Patricia Wrede, Mairelon The Magician & The Magician’s Ward

I thoroughly enjoyed Patricia Wrede’s Sorcery and Cecilia or The Enchanted Chocolate Pot series when I read it a couple of years ago. So recently when I was in the mood for some comfort reading, I decided to hunt down some more of her books.

The Magician duology features the titular magician, Mairelon, and Kim, a street urchin, and a thief who ends up accompanying Mairelon on his journey at the start of the first book. The books are written in third person and told mostly from Kim’s point of view.

mairelon the magician patricia wredeReading Mairelon The Magician, the first in the series, I realized that one of the reasons I enjoy Wrede so much is because of her world-building. And I’m not referring to the magical elements in her stories.

I’ve normally seen the words world-building used in the context of fantasies but I’ve come to think of “world-building” as a tool that every author can wield, to some extent or the other.

The world-building in fantasies is obvious and more often than not consists of building literally a new world for the story to inhabit and exist in. But the world-building aspect need not necessarily be confined to “fantastical elements” in a story.

For instance, earlier this year I read Betty Neels for the first time ever, and it struck me that Neels’s use of certain elements—such as the details of the food, or the specifics of the décor, and the furnishings—is distinctive enough across all her stories to stand out as rudiments central to the Neelsian “world.”
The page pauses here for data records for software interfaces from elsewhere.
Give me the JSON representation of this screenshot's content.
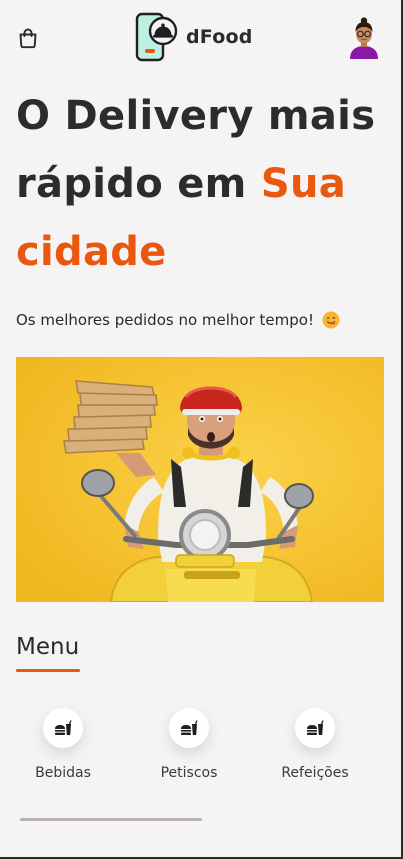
{
  "header": {
    "cart_icon": "shopping-bag-icon",
    "logo_icon": "phone-cloche-icon",
    "brand": "dFood",
    "avatar_icon": "user-avatar"
  },
  "hero": {
    "title_line1": "O Delivery mais",
    "title_line2_start": "rápido em ",
    "title_accent_1": "Sua",
    "title_accent_2": "cidade",
    "subtitle": "Os melhores pedidos no melhor tempo!",
    "subtitle_emoji": "yum-face-emoji",
    "image": "delivery-man-on-yellow-scooter-with-pizza-boxes"
  },
  "menu": {
    "title": "Menu",
    "categories": [
      {
        "label": "Bebidas",
        "icon": "food-drink-icon"
      },
      {
        "label": "Petiscos",
        "icon": "food-drink-icon"
      },
      {
        "label": "Refeições",
        "icon": "food-drink-icon"
      }
    ]
  },
  "colors": {
    "accent": "#e8580f",
    "background": "#f6f3f4",
    "text": "#2a2a2a",
    "banner_yellow": "#f5c232"
  }
}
In Wrede’s case one of the tools she uses very effectively is the way Kim speaks (and by extension, the words in which her thoughts are conveyed to us, the readers). To be honest, I have no idea whether people from the streets of London really spoke this way in the early part of the 19th century. Or maybe Wrede just made it all up? The colorfulness and disparateness of Kim’s speech is powerful enough to hasten the sense of being sucked into another world.
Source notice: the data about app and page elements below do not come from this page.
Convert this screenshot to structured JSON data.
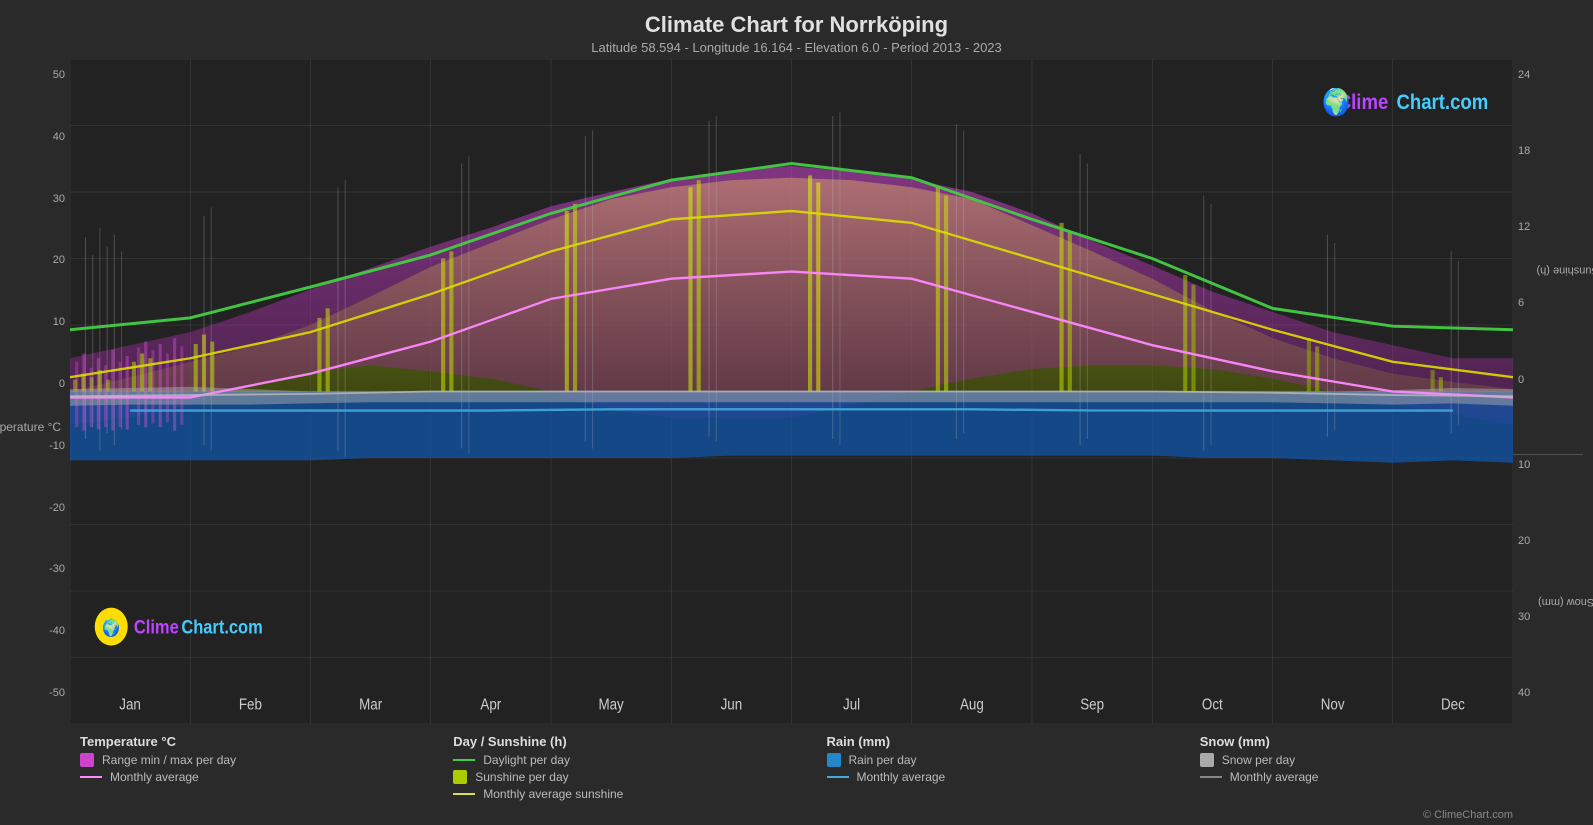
{
  "title": "Climate Chart for Norrköping",
  "subtitle": "Latitude 58.594 - Longitude 16.164 - Elevation 6.0 - Period 2013 - 2023",
  "logo": "ClimeChart.com",
  "copyright": "© ClimeChart.com",
  "yaxis_left": {
    "label": "Temperature °C",
    "ticks": [
      "50",
      "40",
      "30",
      "20",
      "10",
      "0",
      "-10",
      "-20",
      "-30",
      "-40",
      "-50"
    ]
  },
  "yaxis_right_top": {
    "label": "Day / Sunshine (h)",
    "ticks": [
      "24",
      "18",
      "12",
      "6",
      "0"
    ]
  },
  "yaxis_right_bottom": {
    "label": "Rain / Snow (mm)",
    "ticks": [
      "0",
      "10",
      "20",
      "30",
      "40"
    ]
  },
  "x_months": [
    "Jan",
    "Feb",
    "Mar",
    "Apr",
    "May",
    "Jun",
    "Jul",
    "Aug",
    "Sep",
    "Oct",
    "Nov",
    "Dec"
  ],
  "legend": {
    "temp": {
      "title": "Temperature °C",
      "items": [
        {
          "type": "box",
          "color": "#cc44cc",
          "label": "Range min / max per day"
        },
        {
          "type": "line",
          "color": "#ff88ff",
          "label": "Monthly average"
        }
      ]
    },
    "sunshine": {
      "title": "Day / Sunshine (h)",
      "items": [
        {
          "type": "line",
          "color": "#44cc44",
          "label": "Daylight per day"
        },
        {
          "type": "box",
          "color": "#cccc00",
          "label": "Sunshine per day"
        },
        {
          "type": "line",
          "color": "#dddd44",
          "label": "Monthly average sunshine"
        }
      ]
    },
    "rain": {
      "title": "Rain (mm)",
      "items": [
        {
          "type": "box",
          "color": "#2288cc",
          "label": "Rain per day"
        },
        {
          "type": "line",
          "color": "#44aadd",
          "label": "Monthly average"
        }
      ]
    },
    "snow": {
      "title": "Snow (mm)",
      "items": [
        {
          "type": "box",
          "color": "#aaaaaa",
          "label": "Snow per day"
        },
        {
          "type": "line",
          "color": "#888888",
          "label": "Monthly average"
        }
      ]
    }
  }
}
“Why not?” Kim said indignantly. “Anyone as meets you can see you’re a regular swell, and it queers me what your lay is. Bilking the culls in the markets ain’t work for a gentry cove, and you ain’t told me nothin’. I got reason for wonderin’.”
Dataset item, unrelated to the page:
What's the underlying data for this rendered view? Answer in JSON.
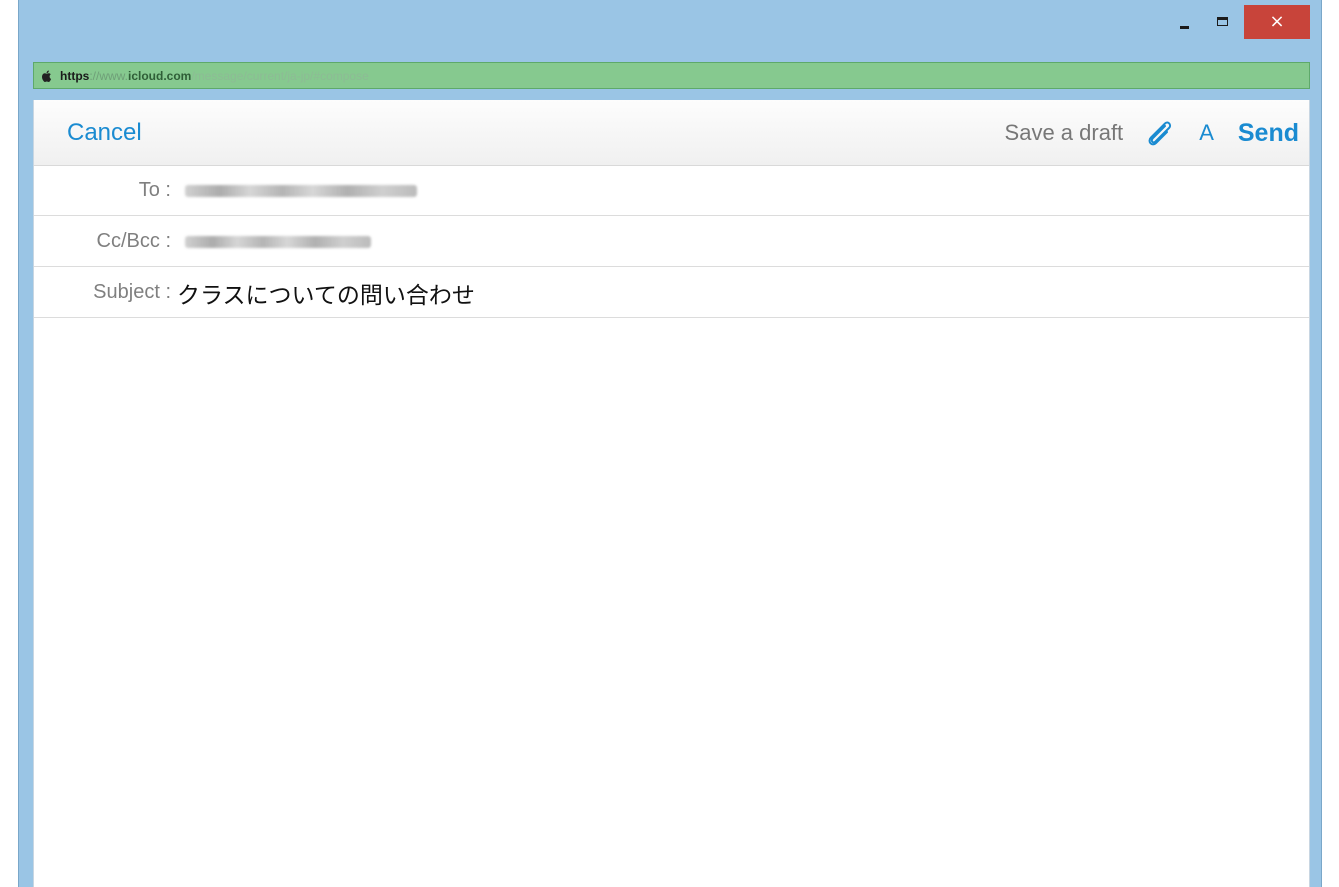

~ Mairelon The Magician

“Don’t go pitching me no gammon. You ain’t heard near enough, acos I’ll lay you a monkey the gentry-mort ain’t told you I was on the sharping lay afore Mairelon took a fancy to adopt me.”

~ The Magician’s Ward

As you can make out from the above, Kim gets adopted by Mairelon as his ward at the end of the first book. And at the end of the second book, they end up engaged. I was very interested in seeing how Wrede would show this change in their relationship given that in the first book they come off as a gentleman, and his page-in-training with nary a whiff of romance.

the magician's ward patricia wredeTurned out Wrede’s really good at portraying just how one could fall in love: not in a big fell swoop (at least in this case), but rather a stray thought here, and a puzzlement there, while going about the business of living one’s life which in this case involves magical mayhem, and intrigue of all sorts. I quite like how it takes time for Kim’s brain to catch up with where her heart has already gone.

If I had to sum up why Wrede’s books are comfort read, I’d say it’s because of the perfect blend of magic, old-timey England, a dash of romance, and a plot that is interesting enough despite being slightly boring at times (and no I refuse to believe that that’s an outright contradiction, thank you very much).

I’ll leave you with my favorite words from the books:

Bubblebrained, pigheaded, sapskulled gull! Muttonheaded flat! Nodcock. Goosecap.

Well, I ain’t no mace cove, and I don’t hold with bubbling a flash cull, not when it comes to getting priest-linked, anyways.

The often-exasperated fondness that had replaced the fear wasn’t love. Nor was the gratitude she felt because he had taken her out of the precarious street life that was all she had known until then, nor the also-often-exasperated respect that she had learned for him as a teacher, nor the equally exasperated friendship that surfaced when they were poking around some problem together. Exasperation, in fact, seemed to be a keynote of her feelings toward Mairelon. Was that how you fell in love with someone, then—by getting exasperated with him?